Evoo – The Barzzeria is a pizzeria and bar, which combines authentic Italian cuisine with cocktail culture, giving it its ‘barzzeria’ status. Set in a once prominent building that was left derelict for years, Julie Poulter Interior Design was tasked by the client to create ‘the best-looking bar’ in Barnsley. Subsequently, the project has been awarded a ‘Commended’ in the Fly Forbo competition.
Julie Poulter says: ‘Due to the concept of the “barzzeria”, the client wanted to set Evoo apart from other restaurants and bars in the area and this reflected heavily in the design. We needed to create a fresh and inviting environment, which comprised of zones, including a VIP area that could be adapted from lunchtime eating to evening drinking. With the help of bespoke wall art, fitted furniture and an impactful floor design, we were able to achieve this.’
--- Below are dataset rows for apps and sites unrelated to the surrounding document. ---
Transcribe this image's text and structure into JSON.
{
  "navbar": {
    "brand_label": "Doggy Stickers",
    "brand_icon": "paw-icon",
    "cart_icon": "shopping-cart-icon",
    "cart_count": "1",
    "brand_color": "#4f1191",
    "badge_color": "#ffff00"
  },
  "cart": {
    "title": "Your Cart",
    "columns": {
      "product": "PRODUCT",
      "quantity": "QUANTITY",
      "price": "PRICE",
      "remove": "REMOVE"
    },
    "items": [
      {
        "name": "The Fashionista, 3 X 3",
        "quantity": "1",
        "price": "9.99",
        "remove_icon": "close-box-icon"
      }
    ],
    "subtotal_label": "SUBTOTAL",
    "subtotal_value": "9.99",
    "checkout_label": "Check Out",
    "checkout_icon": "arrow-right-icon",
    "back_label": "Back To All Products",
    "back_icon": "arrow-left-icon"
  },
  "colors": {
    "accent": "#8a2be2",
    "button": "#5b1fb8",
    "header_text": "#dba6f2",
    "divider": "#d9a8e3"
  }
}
A combination of Allura Wood LVT in various colourways – Oyster Seagrass, Seaweed Oak, Denim Oak, Royal Solid Oak and Seagrass Timber – was installed throughout the building in a herringbone pattern. The contrast of the light grey, dark blue and dark brown shades helped to create a dramatic ambience for the restaurant.
Due to the large space and nature of the bar, the planks were arranged in this design to act as a subconscious wayfinding tool, to encourage customers to follow the path and move through the building.
‘I have used Forbo’s floor coverings for many projects over the years and I enjoy using them because of their environmental credentials,’ says Poulter. ‘For Evoo, I knew that the Allura Wood LVT collection would be perfect, thanks to its unrivalled characteristics in terms of design, and sustainability – Allura is phthalate-free, contains up to 50% controlled recycled content in its backing, and is manufactured and designed in Europe using 100% renewable electricity. In addition, not only did the flooring need to be aesthetically pleasing, but we needed to be mindful of durability, due to the amount of footfall that the barzzeria would receive.’
Allura Wood LVT benefits from advanced production technology to ensure maximum dimensional stability and high scratch and stain resistance, so that the appearance of the floor remains in top form.